The only reason for that is to reach more people, especially the people who Google for solutions when in trouble. Because this time I’m writing about a few rather frustrating issues that took me some time and energy to solve, so I’d like to share it with as many as possible!
The background is a very common setup where we have HPE Proliant G9 or G10 servers and use the VMware ESXi HPE-customized image, namely the “HPE Gen9 Plus Custom Image for ESXi 6.7 U2 Install CD”. It’s been around since April, and probably quite well used by now.
What doesn’t seem to be as well-known is a couple of problems with this version!
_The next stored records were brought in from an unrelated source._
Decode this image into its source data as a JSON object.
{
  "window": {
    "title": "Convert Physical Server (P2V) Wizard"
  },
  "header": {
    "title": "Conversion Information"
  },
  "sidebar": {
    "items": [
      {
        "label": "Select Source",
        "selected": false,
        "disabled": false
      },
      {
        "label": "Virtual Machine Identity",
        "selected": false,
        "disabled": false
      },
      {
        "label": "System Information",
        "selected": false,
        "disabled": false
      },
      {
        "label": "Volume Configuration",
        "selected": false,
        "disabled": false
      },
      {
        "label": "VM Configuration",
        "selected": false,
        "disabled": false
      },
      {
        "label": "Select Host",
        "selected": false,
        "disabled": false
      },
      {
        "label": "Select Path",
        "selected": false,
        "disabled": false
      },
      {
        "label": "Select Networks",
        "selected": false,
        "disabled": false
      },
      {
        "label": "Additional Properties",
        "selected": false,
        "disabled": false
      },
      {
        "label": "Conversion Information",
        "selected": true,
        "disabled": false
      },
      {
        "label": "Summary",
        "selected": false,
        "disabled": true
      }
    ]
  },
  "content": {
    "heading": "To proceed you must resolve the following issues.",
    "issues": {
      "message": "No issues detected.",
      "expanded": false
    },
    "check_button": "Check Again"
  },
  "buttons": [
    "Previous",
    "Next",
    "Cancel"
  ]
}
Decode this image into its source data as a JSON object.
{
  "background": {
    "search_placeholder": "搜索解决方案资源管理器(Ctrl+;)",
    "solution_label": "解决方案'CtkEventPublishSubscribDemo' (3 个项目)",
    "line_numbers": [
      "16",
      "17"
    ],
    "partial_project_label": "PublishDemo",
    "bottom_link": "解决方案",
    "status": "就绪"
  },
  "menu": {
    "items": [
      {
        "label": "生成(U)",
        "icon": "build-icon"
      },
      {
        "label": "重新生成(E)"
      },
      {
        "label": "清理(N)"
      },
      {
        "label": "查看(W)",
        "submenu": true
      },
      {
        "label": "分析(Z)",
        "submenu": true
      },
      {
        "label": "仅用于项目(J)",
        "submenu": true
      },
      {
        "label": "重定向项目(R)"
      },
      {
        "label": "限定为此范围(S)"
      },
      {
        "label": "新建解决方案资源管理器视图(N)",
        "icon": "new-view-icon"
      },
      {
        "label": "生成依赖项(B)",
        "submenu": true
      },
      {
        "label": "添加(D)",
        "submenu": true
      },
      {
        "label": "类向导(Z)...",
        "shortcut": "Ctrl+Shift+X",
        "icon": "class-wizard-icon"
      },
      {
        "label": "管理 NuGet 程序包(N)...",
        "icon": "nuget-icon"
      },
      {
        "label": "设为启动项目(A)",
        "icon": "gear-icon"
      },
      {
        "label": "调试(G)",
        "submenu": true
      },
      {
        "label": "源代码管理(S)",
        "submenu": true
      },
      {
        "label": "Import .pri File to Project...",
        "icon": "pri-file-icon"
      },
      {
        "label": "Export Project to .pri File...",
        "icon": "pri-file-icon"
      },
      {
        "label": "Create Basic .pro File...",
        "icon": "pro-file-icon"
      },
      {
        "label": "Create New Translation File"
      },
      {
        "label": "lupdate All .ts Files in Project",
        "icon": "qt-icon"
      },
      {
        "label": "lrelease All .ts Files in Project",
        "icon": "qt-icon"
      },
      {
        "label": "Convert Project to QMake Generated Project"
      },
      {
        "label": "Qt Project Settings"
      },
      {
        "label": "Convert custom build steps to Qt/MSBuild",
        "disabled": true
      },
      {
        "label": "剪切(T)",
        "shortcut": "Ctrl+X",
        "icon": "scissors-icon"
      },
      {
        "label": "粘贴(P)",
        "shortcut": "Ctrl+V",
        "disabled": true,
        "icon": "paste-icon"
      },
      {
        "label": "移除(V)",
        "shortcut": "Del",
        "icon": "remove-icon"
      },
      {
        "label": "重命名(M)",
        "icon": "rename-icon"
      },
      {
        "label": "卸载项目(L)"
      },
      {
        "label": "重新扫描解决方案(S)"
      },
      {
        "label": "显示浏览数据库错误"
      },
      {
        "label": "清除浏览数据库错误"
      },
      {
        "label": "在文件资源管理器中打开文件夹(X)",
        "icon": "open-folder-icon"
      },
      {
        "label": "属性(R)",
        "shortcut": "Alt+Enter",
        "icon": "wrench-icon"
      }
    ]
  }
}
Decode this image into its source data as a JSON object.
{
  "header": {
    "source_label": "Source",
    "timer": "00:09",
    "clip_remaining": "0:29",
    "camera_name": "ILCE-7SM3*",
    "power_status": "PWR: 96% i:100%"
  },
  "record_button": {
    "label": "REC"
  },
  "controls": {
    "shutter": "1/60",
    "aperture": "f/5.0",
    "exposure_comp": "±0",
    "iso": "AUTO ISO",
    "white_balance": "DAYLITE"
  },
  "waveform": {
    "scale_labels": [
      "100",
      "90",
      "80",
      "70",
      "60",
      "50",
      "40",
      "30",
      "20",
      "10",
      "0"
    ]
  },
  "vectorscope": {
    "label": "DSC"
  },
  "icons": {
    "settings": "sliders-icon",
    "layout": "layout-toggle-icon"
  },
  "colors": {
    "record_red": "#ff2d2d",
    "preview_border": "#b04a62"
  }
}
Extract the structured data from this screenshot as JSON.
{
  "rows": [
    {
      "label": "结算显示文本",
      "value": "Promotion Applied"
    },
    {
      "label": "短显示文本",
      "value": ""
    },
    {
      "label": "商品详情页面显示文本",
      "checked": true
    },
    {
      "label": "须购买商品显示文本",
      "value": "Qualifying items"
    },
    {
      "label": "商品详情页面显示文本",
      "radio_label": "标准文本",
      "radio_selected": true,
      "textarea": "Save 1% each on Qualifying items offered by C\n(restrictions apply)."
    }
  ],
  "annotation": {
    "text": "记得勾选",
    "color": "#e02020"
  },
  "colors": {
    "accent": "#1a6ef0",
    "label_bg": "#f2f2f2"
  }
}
This I ran into when a host refused to accept patches through VUM, referring to “unable to write to disk” and “full /tmp”.
vdf -h shows the /tmp IS full:
Going to /tmp and doing ls -l shows the culprit
AMS is HPEs “Agentless Management Service”, used to channel info from iLO through the OS to applications showing hardware status.
Unfortunately, this is not the first time HPE have had problems with AMS in the OEM-bundle, and if we do a quick search there’s an advisory about this issue:
The fix is to upgrade AMS to 3.4.5 through the offline bundle, or the fantastic duct-tape solution of (frequently) deleting the file! A simple rm ams-bbUsg.txt will fix it temporarily.
A few weeks later I ran in to a similar problem when Veeam just stopped backing up about half of the VMs. The error in Veeam wasn’t very clear but at least put us in the right direction:
Error: DiskLib error: .The file is locked or in use -- File open failed: File not open
Failed to create NFC download stream. NFC path: [nfc://conn:<fqdn of vCenter>,nfchost:host-9095,stg:email@example.com/<name of VM-file>.vmx
Apparently only VMs residing on one specific host were failing, and it points to vCenter not being able to read the vmx-files of the VM being backed up.
Looking at the host in vCenter I see the following event:
The ramdisk 'var' is full. As a result, the file /var/run/vmware/.vvold-conflict-resolution-file.LOCK.531962696 could not be written
So, another RAM-disk getting filled by something! This time it’s the /var-disk:
That disk contains a lot of folders, files and links. There are several ways to find a big file or folder, I use du -h and du -h -d 1 depending on the depth you want to show.
Here you see that /log/EMU/mili is rather big:
The /EMU/mili-folder is for Emulex hardware (not militant, wingless birds) and used by that daemon.
This is a known bug with Emulex drivers, even if(because?) you don’t have any Emulex hardware installed it fills up a log with errors as seen here after a cat mili2d.log
Tue Oct 15 07:50:03 2019,532350375, ERROR:MILI_enumerate_elxiscsi:Failed to initialize User Init with status = 19
Tue Oct 15 07:50:03 2019,532350375, ERROR:MILI_enumerate_elx_nics:Failed to initialize USer Init with status = 19
Tue Oct 15 07:50:03 2019,532350375, ERROR:could not open device node /vmfs/devices/char/vmkdriver/be_esx_nic
Tue Oct 15 07:50:03 2019,532350375, CRITICAL:backend_init:OneConnect Adapter Not Found.
The quick fix is to delete the mili2d.log repeatedly, the workaround is to remove the corresponding VIB:
esxcli software vib remove --vibname elx-esx-libelxima.so
Another fix is to install the patch containing the ESXi670-201904211-UG which moves the log(!), not fixing the original problem:
“PR 2226688: Emulex drivers logs might fill up the /var file system logs
Emulex drivers might write logs at /var/log/EMU/mili/mili2d.log and fill up the 40 MB /var file system logs of RAM drives.
This issue is resolved in this release. The fix changes writes of Emulex drivers to the /scratch/log/ instead of the /var/log/.”
That’s all for now, but I’ll be back soon (after VMworld) with a few more “surprises” from the OEM-version of ESXi.
Until then, keep it virtual